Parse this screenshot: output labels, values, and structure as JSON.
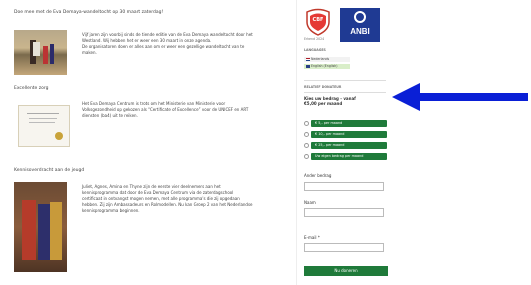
{
  "left": {
    "intro_heading": "Doe mee met de Eva Demaya-wandeltocht op 30 maart zaterdag!",
    "section1": {
      "lines": [
        "Vijf jaren zijn voorbij sinds de tiende editie van de Eva Demaya wandeltocht door het",
        "Westland. Wij hebben het er weer een 30 maart in onze agenda.",
        "De organisatoren doen er alles aan om er weer een gezellige wandeltocht van te",
        "maken."
      ]
    },
    "section2_title": "Excellente zorg",
    "section2": {
      "lines": [
        "Het Eva Demaya Centrum is trots om het Ministerie van Ministerie voor",
        "Volksgezondheid op gekozen als “Certificate of Excellence” voor de UNICEF en ART",
        "diensten (ba4) uit te reiken."
      ]
    },
    "section3_title": "Kennisoverdracht aan de jeugd",
    "section3": {
      "lines": [
        "Juliet, Agnes, Amina en Thyne zijn de eerste vier deelnemers aan het",
        "kennisprogramma dat door de Eva Demaya Centrum via de zaterdagschool",
        "certificaat in ontvangst mogen nemen, met alle programma's die zij opgedaan",
        "hebben. Zij zijn Ambassadeurs en Rolmodellen. Nu kan Groep 2 van het Nederlandse",
        "kennisprogramma beginnen."
      ]
    }
  },
  "sidebar": {
    "cbf_label": "CBF",
    "cbf_sub": "Erkend Goed Doel",
    "anbi_label": "ANBI",
    "cbf_caption": "Erkend 2024",
    "languages_title": "LANGUAGES",
    "languages": [
      "Nederlands",
      "English (English)"
    ],
    "donate_title": "RELATIEF DONATEUR",
    "donate_question": "Kies uw bedrag - vanaf",
    "donate_question2": "€5,00 per maand",
    "amount_options": [
      "€ 5,- per maand",
      "€ 10,- per maand",
      "€ 25,- per maand",
      "Uw eigen bedrag per maand"
    ],
    "other_amount_label": "Ander bedrag",
    "name_label": "Naam",
    "email_label": "E-mail *",
    "submit_label": "Nu doneren",
    "colors": {
      "green": "#1f7a3a",
      "arrow": "#0a1fd6"
    }
  }
}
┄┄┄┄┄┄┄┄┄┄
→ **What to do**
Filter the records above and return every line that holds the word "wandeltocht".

→ **Written answer**
    "intro_heading": "Doe mee met de Eva Demaya-wandeltocht op 30 maart zaterdag!",
        "Vijf jaren zijn voorbij sinds de tiende editie van de Eva Demaya wandeltocht door het",
        "De organisatoren doen er alles aan om er weer een gezellige wandeltocht van te",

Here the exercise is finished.